a commutative (and distributive) supercategory with the additional axioms to ETAC being those that define the Heyting logic algebra;

- The generalized (\L{}ukasiewicz- Moisil) toposes are supercatgeories of

*non-commutative* , algebraic -valued logic diagrams that are subject to the axioms of \emph{ algebras of
-valued logics};

- -categories are supercategories restricted to interpretations of the ETAC axioms;
- An
*organismic supercategory*is defined as a supercategory subject to the ETAC axioms

and also subject to the ETAS axiom of complete self-reproduction involving
-entities (*viz* . L\"ofgren, 1968; ^{[2]}); its objects are classes representing organisms
in terms of morphism (super) diagrams or equivalently as heterofunctors of organismic classes
with variable topological structure;

*Organismic Supercategories ( ^{[2]})*
An example of a class of supercategories interpreting such ETAS axioms as those stated above
was previously defined for organismic structures with different levels of complexity (

^{[2]});

*organismic supercategories*were thus defined as

*superstructure interpretations of ETAS*(including ETAC, as appropriate) in terms of triples , where

*C*is an arbitrary category (interpretation of ETAC axioms, formulas, etc.), is a category of complete self--reproducing entities, , (

^{[3]}) subject to the negation of the axiom of restriction (for elements of sets): , (which is known to be independent from the ordinary logico-mathematical and biological reasoning), and is a category of non-atomic expressions, defined as follows.

An *atomically self--reproducing entity* is a unit class relation such that , which means
" stands in the relation to ", , etc.

An expression that does not contain any such atomically self--reproducing entity is called a *non-atomic expression* .

## All SourcesEdit

^{[2]}^{[4]}^{[5]}^{[3]}^{[6]}^{[1]}^{[7]}^{[8]}^{[9]}^{[10]}^{[11]}^{[12]}^{[13]}^{[14]}

## ReferencesEdit

- ↑
^{1.0}^{1.1}R. Brown, J. F. Glazebrook and I. C. Baianu: A categorical and higher dimensional algebra framework for complex systems and spacetime structures,*Axiomathes***17**:409-493. (2007). - ↑
^{2.0}^{2.1}^{2.2}^{2.3}See references [13] to [26] in the Bibliography for Category Theory and Algebraic Topology - ↑
^{3.0}^{3.1}L. L\"ofgren: 1968. On Axiomatic Explanation of Complete Self--Reproduction.*Bull.
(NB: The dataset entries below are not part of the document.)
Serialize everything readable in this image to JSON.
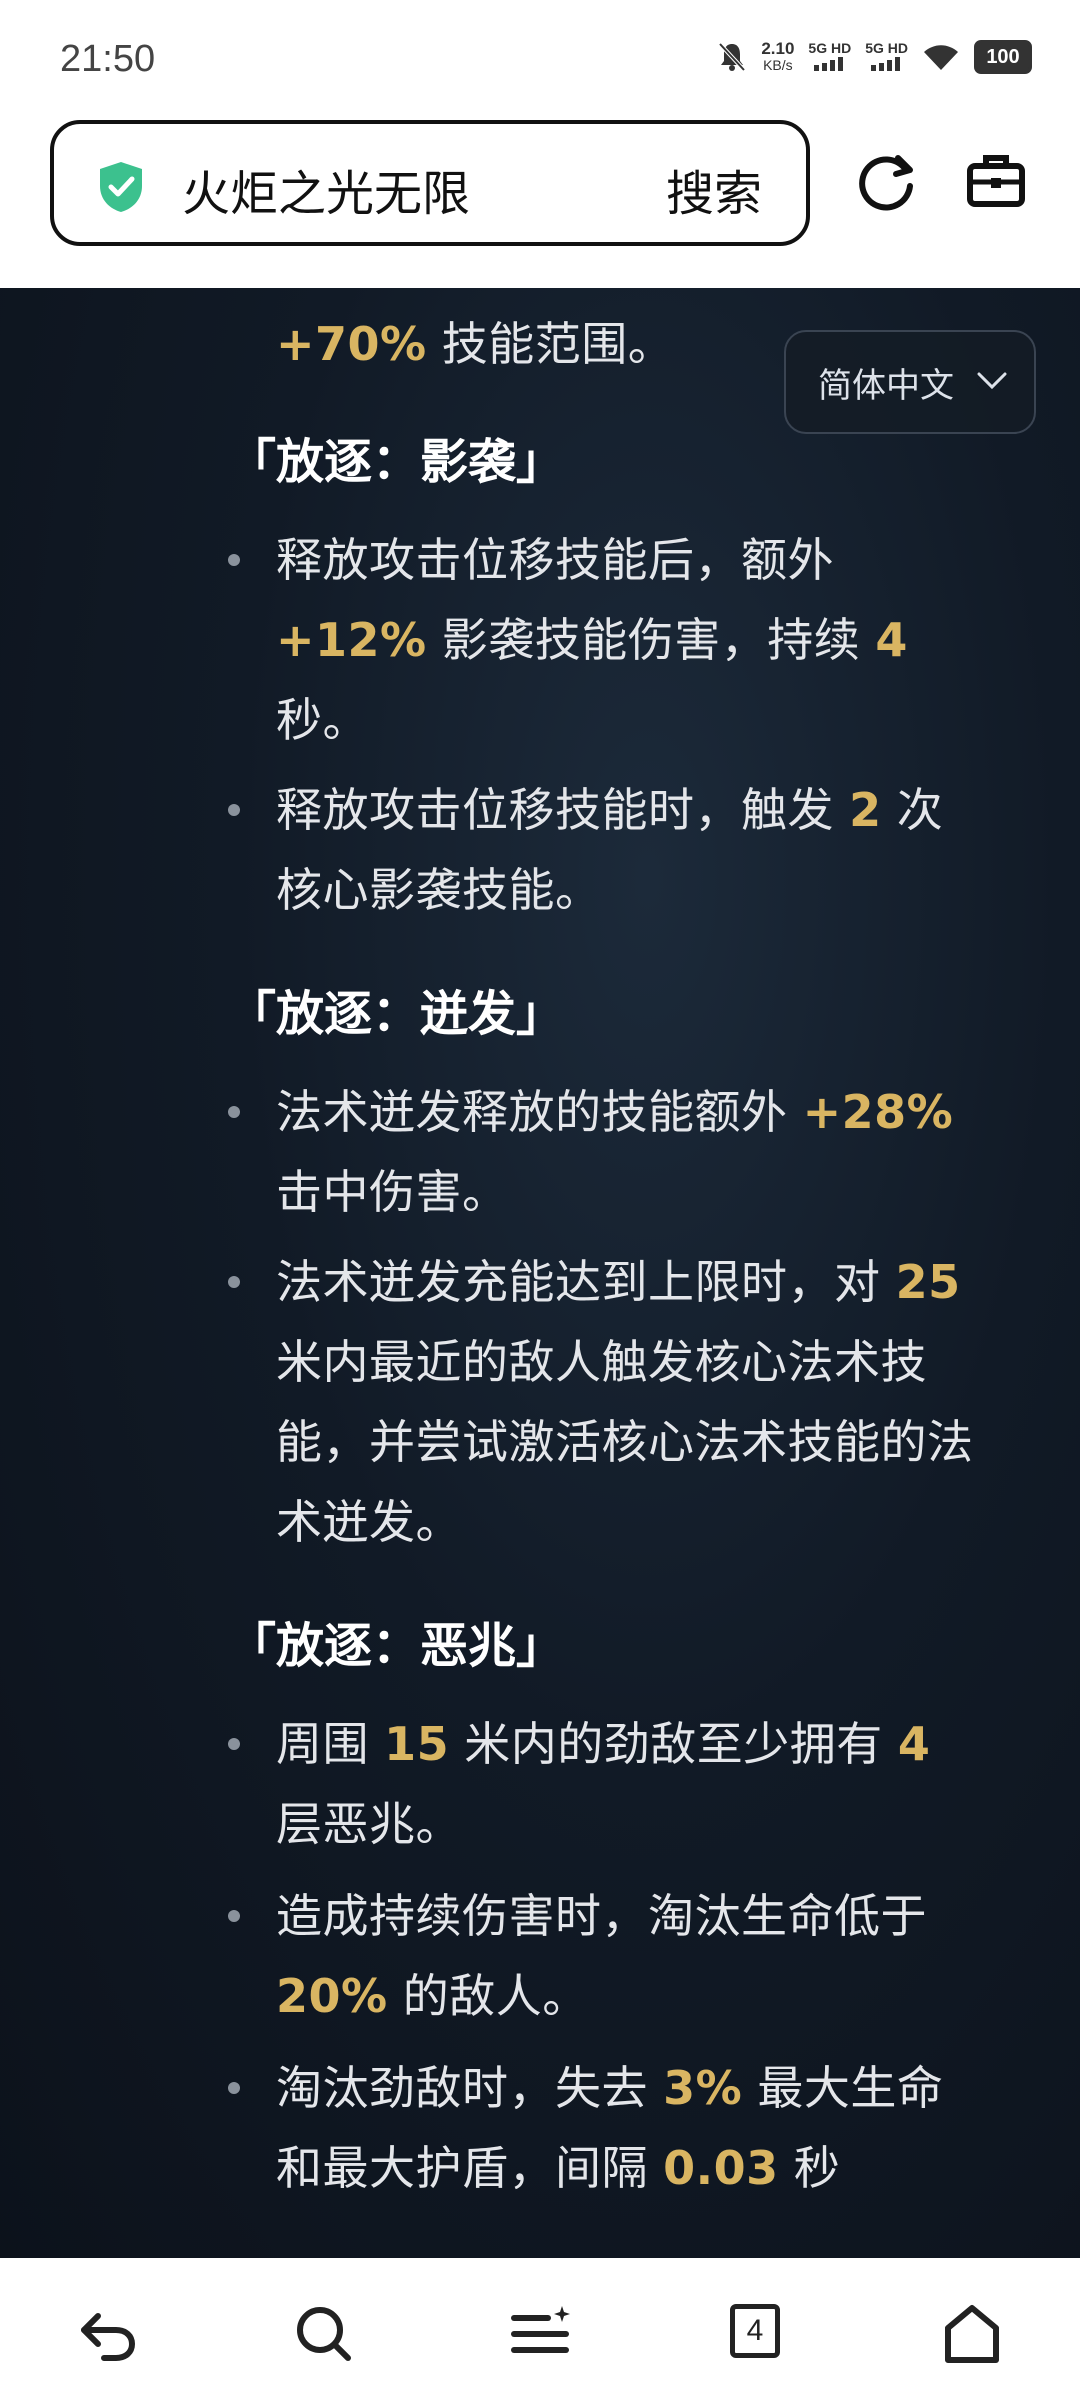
{
  "status_bar": {
    "time": "21:50",
    "net_speed_value": "2.10",
    "net_speed_unit": "KB/s",
    "sim1": "5G HD",
    "sim2": "5G HD",
    "battery": "100"
  },
  "browser": {
    "search_query": "火炬之光无限",
    "search_button": "搜索",
    "tab_count": "4"
  },
  "language_selector": {
    "value": "简体中文"
  },
  "content": {
    "intro_line": {
      "value": "+70%",
      "text": " 技能范围。"
    },
    "sections": [
      {
        "title": "「放逐：影袭」",
        "bullets": [
          [
            "释放攻击位移技能后，额外",
            "+12% 影袭技能伤害，持续 4",
            "秒。"
          ],
          [
            "释放攻击位移技能时，触发 2 次",
            "核心影袭技能。"
          ]
        ]
      },
      {
        "title": "「放逐：迸发」",
        "bullets": [
          [
            "法术迸发释放的技能额外 +28%",
            "击中伤害。"
          ],
          [
            "法术迸发充能达到上限时，对 25",
            "米内最近的敌人触发核心法术技",
            "能，并尝试激活核心法术技能的法",
            "术迸发。"
          ]
        ]
      },
      {
        "title": "「放逐：恶兆」",
        "bullets": [
          [
            "周围 15 米内的劲敌至少拥有 4",
            "层恶兆。"
          ],
          [
            "造成持续伤害时，淘汰生命低于",
            "20% 的敌人。"
          ],
          [
            "淘汰劲敌时，失去 3% 最大生命",
            "和最大护盾，间隔 0.03 秒"
          ]
        ]
      }
    ]
  },
  "colors": {
    "highlight": "#d9b562",
    "background": "#111a26",
    "text": "#e4e6ea"
  },
  "icons": [
    "shield-check-icon",
    "refresh-icon",
    "briefcase-icon",
    "back-icon",
    "search-icon",
    "menu-icon",
    "tabs-icon",
    "home-icon",
    "chevron-down-icon"
  ]
}
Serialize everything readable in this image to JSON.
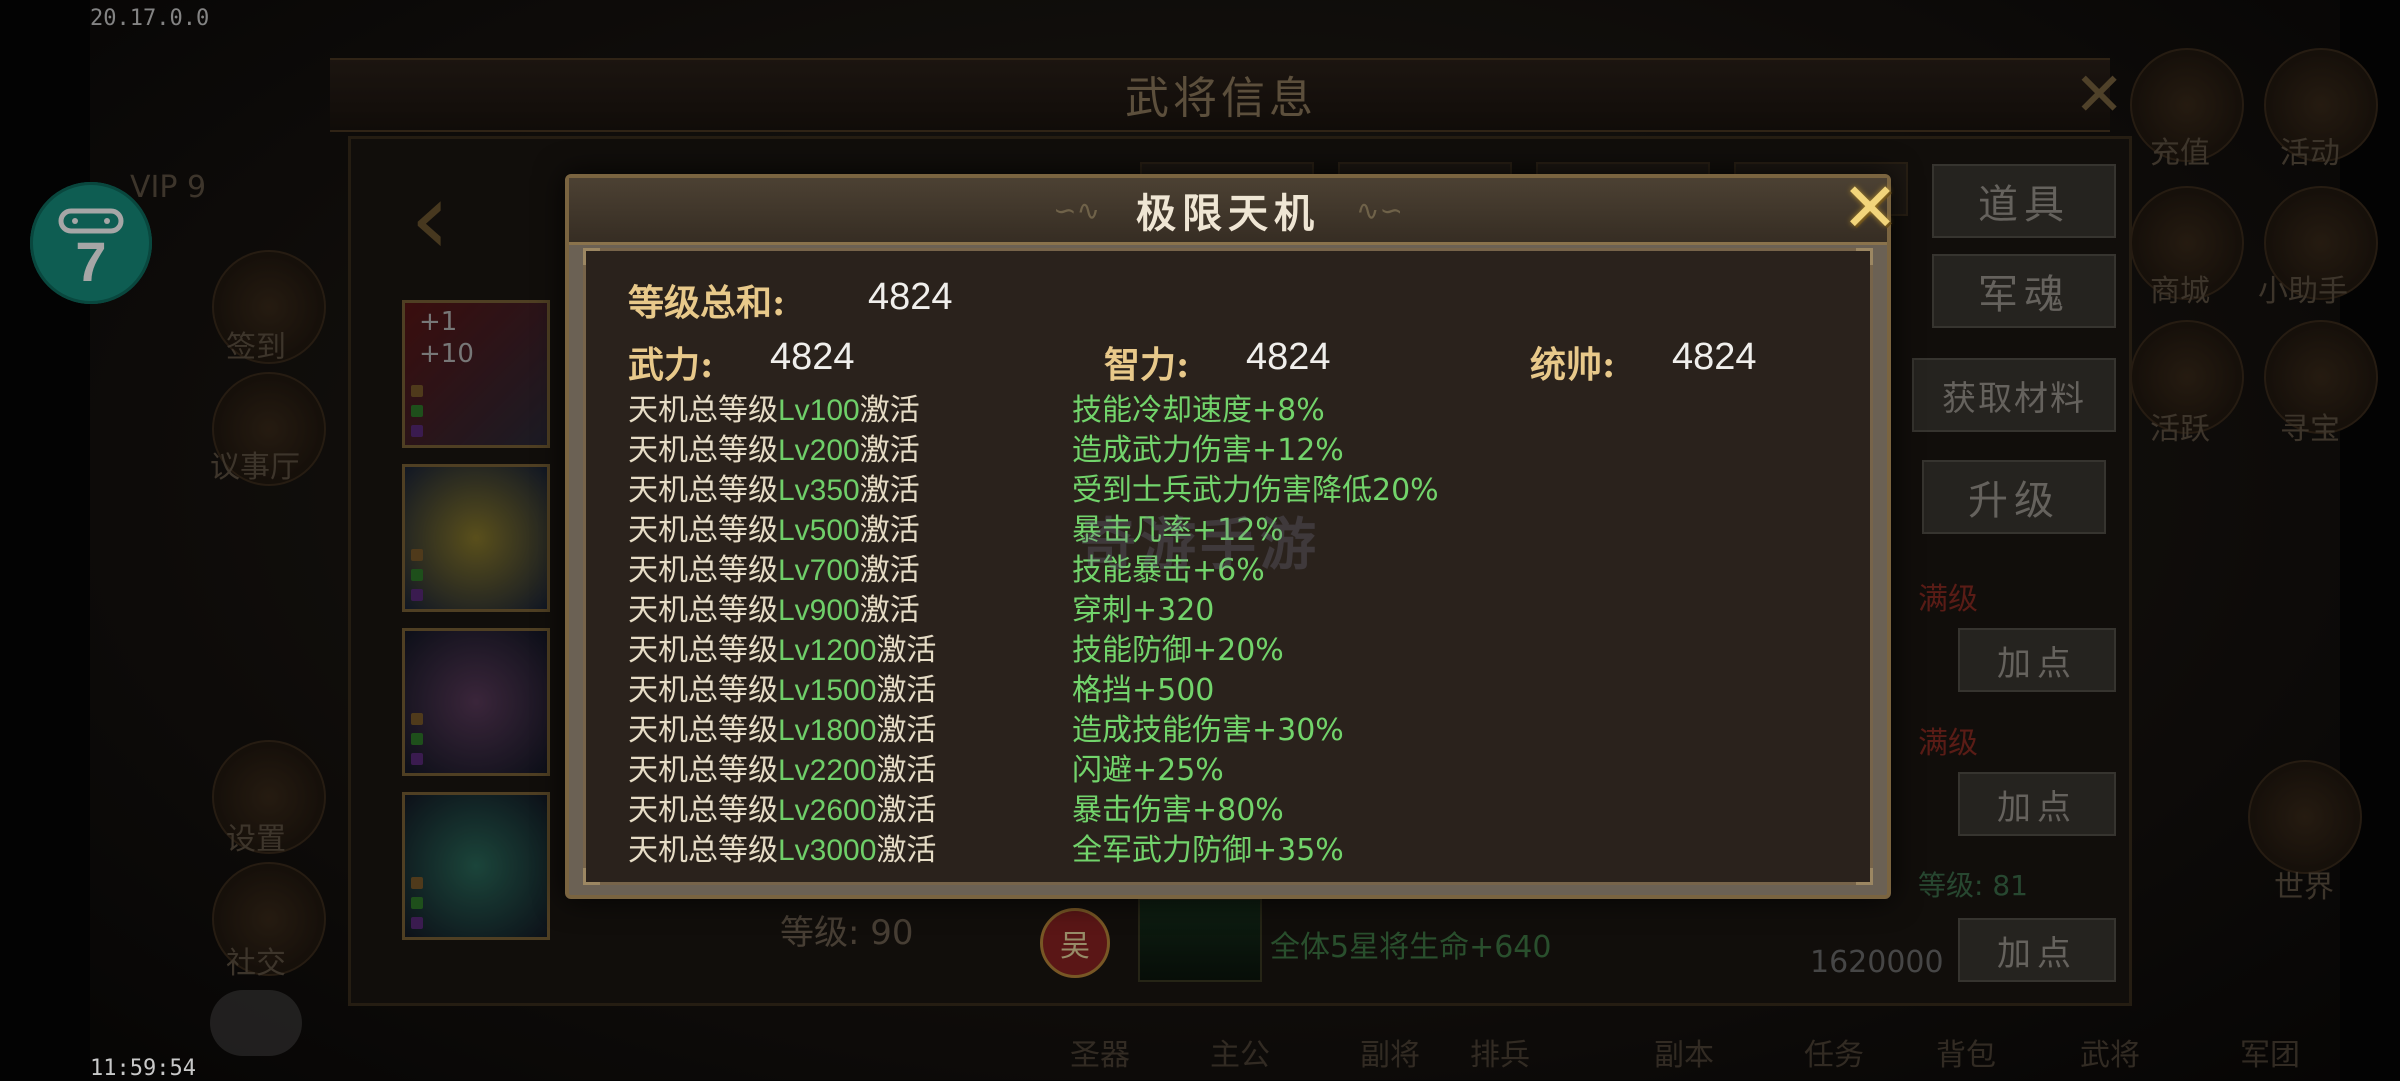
{
  "debug": {
    "version": "20.17.0.0",
    "clock": "11:59:54"
  },
  "float_button": {
    "label": "7"
  },
  "background": {
    "title": "武将信息",
    "vip": "VIP 9",
    "side_buttons": [
      "道具",
      "军魂",
      "获取材料",
      "升级"
    ],
    "add_point_label": "加点",
    "max_level_label": "满级",
    "level_label": "等级: 90",
    "hero_badge": "吴",
    "skill_text": "全体5星将生命+640",
    "money": "1620000",
    "right_level_text": "等级: 81",
    "left_labels": [
      "签到",
      "议事厅",
      "设置",
      "社交"
    ],
    "right_labels": [
      "充值",
      "活动",
      "商城",
      "小助手",
      "活跃",
      "寻宝",
      "世界"
    ],
    "bottom_menu": [
      "圣器",
      "主公",
      "副将",
      "排兵",
      "副本",
      "任务",
      "背包",
      "武将",
      "军团"
    ],
    "slot_badges": [
      "+1",
      "+10"
    ],
    "watermark": "奇游手游"
  },
  "modal": {
    "title": "极限天机",
    "total_label": "等级总和:",
    "total_value": "4824",
    "stats": [
      {
        "label": "武力:",
        "value": "4824"
      },
      {
        "label": "智力:",
        "value": "4824"
      },
      {
        "label": "统帅:",
        "value": "4824"
      }
    ],
    "rows": [
      {
        "prefix": "天机总等级",
        "lv": "Lv100",
        "suffix": "激活",
        "effect": "技能冷却速度+8%"
      },
      {
        "prefix": "天机总等级",
        "lv": "Lv200",
        "suffix": "激活",
        "effect": "造成武力伤害+12%"
      },
      {
        "prefix": "天机总等级",
        "lv": "Lv350",
        "suffix": "激活",
        "effect": "受到士兵武力伤害降低20%"
      },
      {
        "prefix": "天机总等级",
        "lv": "Lv500",
        "suffix": "激活",
        "effect": "暴击几率+12%"
      },
      {
        "prefix": "天机总等级",
        "lv": "Lv700",
        "suffix": "激活",
        "effect": "技能暴击+6%"
      },
      {
        "prefix": "天机总等级",
        "lv": "Lv900",
        "suffix": "激活",
        "effect": "穿刺+320"
      },
      {
        "prefix": "天机总等级",
        "lv": "Lv1200",
        "suffix": "激活",
        "effect": "技能防御+20%"
      },
      {
        "prefix": "天机总等级",
        "lv": "Lv1500",
        "suffix": "激活",
        "effect": "格挡+500"
      },
      {
        "prefix": "天机总等级",
        "lv": "Lv1800",
        "suffix": "激活",
        "effect": "造成技能伤害+30%"
      },
      {
        "prefix": "天机总等级",
        "lv": "Lv2200",
        "suffix": "激活",
        "effect": "闪避+25%"
      },
      {
        "prefix": "天机总等级",
        "lv": "Lv2600",
        "suffix": "激活",
        "effect": "暴击伤害+80%"
      },
      {
        "prefix": "天机总等级",
        "lv": "Lv3000",
        "suffix": "激活",
        "effect": "全军武力防御+35%"
      }
    ]
  },
  "colors": {
    "gold_label": "#e8c98a",
    "green_effect": "#72d46b",
    "teal_button": "#16907f"
  }
}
Math. Biophysics*,**30**: 317--348. - ↑
W.F. Lawvere: 1963. Functorial Semantics of Algebraic Theories.,
*Proc. Natl. Acad. Sci. USA*,**50**: 869--872. - ↑
W. F. Lawvere: 1966. The Category of Categories as a Foundation for Mathematics. , In
*Proc. Conf. Categorical Algebra--La Jolla*, 1965, Eilenberg, S et al., eds. Springer --Verlag: Berlin, Heidelberg and New York, pp. 1--20. - ↑
R. Brown R, P.J. Higgins, and R. Sivera.:
*"Non--Abelian Algebraic Topology"*(2008). PDF file - ↑ R. Brown and G. H. Mosa: Double algebroids and crossed modules of algebroids, University of Wales--Bangor, Maths Preprint, 1986.
- ↑
R. Brown and C.B. Spencer: Double groupoids and crossed modules,
*Cahiers Top. G\'eom.Diff.***17**(1976), 343-362. - ↑
I.C. Baianu: \L ukasiewicz-Topos Models of Neural Networks, Cell Genome and Interactome Nonlinear Dynamics). CERN Preprint EXT-2004-059.
*Health Physics and Radiation Effects*(June 29, 2004). - ↑
I.C. Baianu, Brown R., J. F. Glazebrook, and Georgescu G.: 2006, Complex Nonlinear Biodynamics in
Categories, Higher Dimensional Algebra and \L ukasiewicz--Moisil Topos: Transformations of
Neuronal, Genetic and Neoplastic networks,
*Axiomathes***16**Nos. 1--2, 65--122. - ↑
I.C. Baianu and M. Marinescu: 1974, A Functorial Construction of
-- Systems.*(M,R)**Revue Roumaine de Mathematiques Pures et Appliquees***19**: 388-391. - ↑
I.C. Baianu: 1977, A Logical Model of Genetic Activities in \L ukasiewicz Algebras: The Non-linear Theory.
*Bulletin of Mathematical Biophysics*,**39**: 249-258. - ↑
I.C. Baianu: 1980, Natural Transformations of Organismic Structures. \emph{Bulletin of Mathematical
Biophysics}
**42**: 431-446. - ↑
I.C. Baianu: 1987a, Computer Models and Automata Theory in Biology and Medicine., in M. Witten (ed.),
*Mathematical Models in Medicine*, vol. 7., Pergamon Press, New York, 1513-1577; CERN Preprint No. EXT-2004-072.